Now I'm just frustrated and hungry. Unlike our Mantid friend.
My only solace lies in fulfilling today's bug-a-day obligation, at least something got done!
This guy was in my house, bathing, so I took its portrait through a loupe I held in front of my camera and used that as reference for this drawing. I'm trying out a monochrome palette since so many insects, like this rove beetle, come in interesting shapes but also such dull drab colors. This was done with India and colored drawing inks and can be viewed in my shop here.
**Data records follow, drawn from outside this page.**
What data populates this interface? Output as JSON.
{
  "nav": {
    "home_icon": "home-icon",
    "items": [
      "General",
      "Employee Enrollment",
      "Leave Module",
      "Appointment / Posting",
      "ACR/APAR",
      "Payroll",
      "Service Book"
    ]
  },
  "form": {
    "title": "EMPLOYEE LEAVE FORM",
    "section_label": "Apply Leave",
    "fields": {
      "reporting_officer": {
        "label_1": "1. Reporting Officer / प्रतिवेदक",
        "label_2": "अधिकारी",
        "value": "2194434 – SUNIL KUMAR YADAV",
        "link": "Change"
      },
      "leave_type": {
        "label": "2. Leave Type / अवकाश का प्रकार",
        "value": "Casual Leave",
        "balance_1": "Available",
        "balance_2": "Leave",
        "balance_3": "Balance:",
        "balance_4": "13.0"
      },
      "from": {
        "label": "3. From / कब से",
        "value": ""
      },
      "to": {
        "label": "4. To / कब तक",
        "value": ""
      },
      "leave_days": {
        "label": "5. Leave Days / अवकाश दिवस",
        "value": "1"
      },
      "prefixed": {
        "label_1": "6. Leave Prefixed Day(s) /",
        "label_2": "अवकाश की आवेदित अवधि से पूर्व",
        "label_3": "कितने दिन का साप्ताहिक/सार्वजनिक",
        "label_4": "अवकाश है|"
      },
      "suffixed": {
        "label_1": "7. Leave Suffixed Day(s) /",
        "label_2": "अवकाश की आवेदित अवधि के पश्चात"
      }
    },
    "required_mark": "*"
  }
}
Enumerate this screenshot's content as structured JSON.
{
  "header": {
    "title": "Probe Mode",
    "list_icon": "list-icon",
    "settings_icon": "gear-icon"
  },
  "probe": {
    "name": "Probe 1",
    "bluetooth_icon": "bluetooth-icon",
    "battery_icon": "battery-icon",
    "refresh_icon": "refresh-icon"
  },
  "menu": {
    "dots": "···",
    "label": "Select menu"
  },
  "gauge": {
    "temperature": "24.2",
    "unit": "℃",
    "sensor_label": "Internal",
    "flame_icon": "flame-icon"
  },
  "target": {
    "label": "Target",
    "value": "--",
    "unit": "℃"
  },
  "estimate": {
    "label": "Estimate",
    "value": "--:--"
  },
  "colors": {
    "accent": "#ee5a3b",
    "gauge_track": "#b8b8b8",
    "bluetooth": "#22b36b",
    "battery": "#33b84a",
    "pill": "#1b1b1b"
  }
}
For 2016 I've decided to take a page out of Noah Scalin's book and create something everyday for a year. I want to challenge myself to draw or create an insect everyday to help sharpen my skills as an artist and as a bug nerd. Most will be drawings, probably ACEOs (I tell myself now), but I won't restrict myself to just drawings. Also, I think I can count some of my other projects as having fulfilled the bug-a-day obligation I'm placing on myself (e.g. the mantispid book I'm working on), it should count! I'll post them here to help hold myself accountable, but realize posting everyday, even though I intend to complete projects everyday, is probably unrealistic. I'll post as often as I can. Just setting my ground rules and loopholes now, in the beginning :)
I rang in the New Year feeling ill again, but managed this pencil sketch yesterday:
It's a lacewing larva with an aphid.
Such good little creatures.
I have plans for this drawing, cheesy plans. It will show up in my shop soon.
Speaking of the ground rules, I meant to post this yesterday...